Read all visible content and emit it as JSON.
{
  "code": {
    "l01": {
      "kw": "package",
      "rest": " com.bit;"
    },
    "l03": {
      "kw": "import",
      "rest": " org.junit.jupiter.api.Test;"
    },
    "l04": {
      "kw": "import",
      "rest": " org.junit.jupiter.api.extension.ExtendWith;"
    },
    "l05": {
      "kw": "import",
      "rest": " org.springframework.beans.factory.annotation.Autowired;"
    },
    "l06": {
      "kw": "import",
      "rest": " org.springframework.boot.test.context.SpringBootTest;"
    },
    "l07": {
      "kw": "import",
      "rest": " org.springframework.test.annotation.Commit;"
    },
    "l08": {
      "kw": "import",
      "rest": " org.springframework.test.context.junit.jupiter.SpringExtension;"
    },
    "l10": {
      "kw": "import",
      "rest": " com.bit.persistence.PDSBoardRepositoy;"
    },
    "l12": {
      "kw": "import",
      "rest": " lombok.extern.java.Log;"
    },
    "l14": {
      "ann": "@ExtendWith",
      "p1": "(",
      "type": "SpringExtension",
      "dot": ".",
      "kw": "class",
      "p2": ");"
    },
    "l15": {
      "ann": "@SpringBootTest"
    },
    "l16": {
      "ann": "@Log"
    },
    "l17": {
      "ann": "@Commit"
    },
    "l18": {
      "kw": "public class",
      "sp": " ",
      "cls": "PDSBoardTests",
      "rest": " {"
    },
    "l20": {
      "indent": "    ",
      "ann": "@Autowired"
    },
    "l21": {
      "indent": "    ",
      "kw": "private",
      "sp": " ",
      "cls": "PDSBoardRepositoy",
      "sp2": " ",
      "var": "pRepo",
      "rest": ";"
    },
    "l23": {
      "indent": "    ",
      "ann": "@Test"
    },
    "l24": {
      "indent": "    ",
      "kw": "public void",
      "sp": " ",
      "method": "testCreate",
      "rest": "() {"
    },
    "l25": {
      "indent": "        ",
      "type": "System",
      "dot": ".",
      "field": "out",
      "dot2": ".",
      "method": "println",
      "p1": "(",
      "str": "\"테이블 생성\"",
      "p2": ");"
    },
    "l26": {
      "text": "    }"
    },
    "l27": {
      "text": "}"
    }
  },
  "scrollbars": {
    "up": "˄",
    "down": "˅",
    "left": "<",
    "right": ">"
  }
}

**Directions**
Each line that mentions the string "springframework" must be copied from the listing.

**Expected answer**
      "rest": " org.springframework.beans.factory.annotation.Autowired;"
      "rest": " org.springframework.boot.test.context.SpringBootTest;"
      "rest": " org.springframework.test.annotation.Commit;"
      "rest": " org.springframework.test.context.junit.jupiter.SpringExtension;"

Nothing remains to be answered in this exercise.